  • Draw a vertical line

Encourage your three-year-old to wash their own hands and brush their own teeth with your help and supervision to make sure it’s done right and safely. Let your little one’s imagination run wild with arts and crafts. Try providing paper and crayons to see what they’ll invent on their own. Your little one should be an efficient scribbler by this point.

You can also practice gross motor skills like jumping and kicking a ball outdoors.

Four Years Old

Your toddler is growing up! And to prepare for school, there’s a lot they’ll perfect this year.

A four-year-old should be able to:

  • Balance on one foot for two seconds
  • Copy a cross and a circle
  • Draw a person with three parts

As your child gets older, they should have good control of their fine motor skills. By age four, they should be able to draw a person with three parts, including a head, body and limbs.

Don’t worry if your four-year-old can’t draw a triangle. Martin says the skills to copy that particular shape won’t come along until age six. You can also fine tune fine motor skills by having your four-year-old cut along a straight line or cut out a specific shape you’ve drawn for them. Please supervise them while using scissors.

You’re Doing Great

The best advice for parents is to be involved, ask questions and get ready to play. Good parenting starts with caring and showing up. And remember: playing with your child is the perfect way to hone their motor skills while providing fun bonding time for you both.

“Throwing and kicking a ball, running, jumping, balancing and catching are all easily practiced in the backyard or at the park,” says Martin. “Fine motor control and object manipulation can be encouraged through the use of playdough, sandbox time, scribbling or drawing or even pretending to cook and clean along with parents.”

It’s worth repeating that every child develops at their own pace, and these milestones are just guidelines for tracking your child’s progress.

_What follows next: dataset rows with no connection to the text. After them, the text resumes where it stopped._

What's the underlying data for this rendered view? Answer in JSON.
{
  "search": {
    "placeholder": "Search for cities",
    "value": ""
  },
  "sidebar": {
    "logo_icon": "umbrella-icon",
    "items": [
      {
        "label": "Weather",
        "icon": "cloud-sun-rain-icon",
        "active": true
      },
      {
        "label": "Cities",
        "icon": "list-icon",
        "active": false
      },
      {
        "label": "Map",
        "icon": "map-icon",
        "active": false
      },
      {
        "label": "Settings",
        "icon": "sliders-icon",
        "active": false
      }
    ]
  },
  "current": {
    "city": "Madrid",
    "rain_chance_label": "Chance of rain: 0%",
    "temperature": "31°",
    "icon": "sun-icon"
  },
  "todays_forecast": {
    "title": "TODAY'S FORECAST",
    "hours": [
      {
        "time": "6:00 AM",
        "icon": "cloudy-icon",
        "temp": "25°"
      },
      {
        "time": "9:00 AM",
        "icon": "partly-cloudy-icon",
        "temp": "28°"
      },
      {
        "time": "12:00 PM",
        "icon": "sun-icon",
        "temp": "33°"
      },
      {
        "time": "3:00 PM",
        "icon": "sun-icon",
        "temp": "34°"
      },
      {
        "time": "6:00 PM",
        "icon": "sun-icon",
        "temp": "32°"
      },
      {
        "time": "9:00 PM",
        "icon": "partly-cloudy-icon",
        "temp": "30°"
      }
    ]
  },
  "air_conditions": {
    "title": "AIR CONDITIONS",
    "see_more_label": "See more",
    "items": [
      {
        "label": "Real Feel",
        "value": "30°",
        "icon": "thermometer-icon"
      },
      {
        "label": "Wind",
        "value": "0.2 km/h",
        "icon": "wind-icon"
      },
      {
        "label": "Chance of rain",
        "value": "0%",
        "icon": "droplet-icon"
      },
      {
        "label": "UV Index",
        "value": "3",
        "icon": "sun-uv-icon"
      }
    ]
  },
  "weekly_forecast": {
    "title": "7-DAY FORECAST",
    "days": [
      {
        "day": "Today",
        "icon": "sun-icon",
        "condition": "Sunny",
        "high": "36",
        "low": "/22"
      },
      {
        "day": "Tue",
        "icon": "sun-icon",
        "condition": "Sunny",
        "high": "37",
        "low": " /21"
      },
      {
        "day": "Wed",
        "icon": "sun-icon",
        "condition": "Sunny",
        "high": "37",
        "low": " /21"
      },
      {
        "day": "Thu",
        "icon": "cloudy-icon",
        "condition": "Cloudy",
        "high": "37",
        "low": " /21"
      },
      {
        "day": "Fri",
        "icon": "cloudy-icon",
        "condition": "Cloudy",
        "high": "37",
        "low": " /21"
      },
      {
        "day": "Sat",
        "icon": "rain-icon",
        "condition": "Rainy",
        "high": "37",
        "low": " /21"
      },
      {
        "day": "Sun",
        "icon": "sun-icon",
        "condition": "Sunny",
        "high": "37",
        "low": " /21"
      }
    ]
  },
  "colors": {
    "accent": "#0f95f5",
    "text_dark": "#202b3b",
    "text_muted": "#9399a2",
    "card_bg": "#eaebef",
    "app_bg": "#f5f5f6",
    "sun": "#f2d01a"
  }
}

If you have specific questions about your child’s development or motor skills, contact your pediatrician. You can find a pediatrician here